What to produce:
An exact copy of all the data is required, with pictures left out.

Input for this task:
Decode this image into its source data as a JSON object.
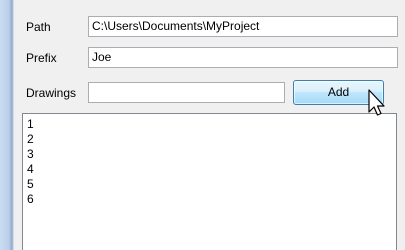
{
  "form": {
    "path_label": "Path",
    "path_value": "C:\\Users\\Documents\\MyProject",
    "prefix_label": "Prefix",
    "prefix_value": "Joe",
    "drawings_label": "Drawings",
    "drawings_value": "",
    "add_label": "Add"
  },
  "list": {
    "items": [
      "1",
      "2",
      "3",
      "4",
      "5",
      "6"
    ]
  },
  "colors": {
    "accent_button": "#bee6fd",
    "panel_background": "#f0f0f0",
    "window_frame": "#b9cfe9"
  },
  "icons": {
    "cursor": "arrow-cursor-icon"
  }
}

Solution for this exercise:
Decode this image into its source data as a JSON object.
{
  "form": {
    "path_label": "Path",
    "path_value": "C:\\Users\\Documents\\MyProject",
    "prefix_label": "Prefix",
    "prefix_value": "Joe",
    "drawings_label": "Drawings",
    "drawings_value": "",
    "add_label": "Add"
  },
  "list": {
    "items": [
      "1",
      "2",
      "3",
      "4",
      "5",
      "6"
    ]
  },
  "colors": {
    "accent_button": "#bee6fd",
    "panel_background": "#f0f0f0",
    "window_frame": "#b9cfe9"
  },
  "icons": {
    "cursor": "arrow-cursor-icon"
  }
}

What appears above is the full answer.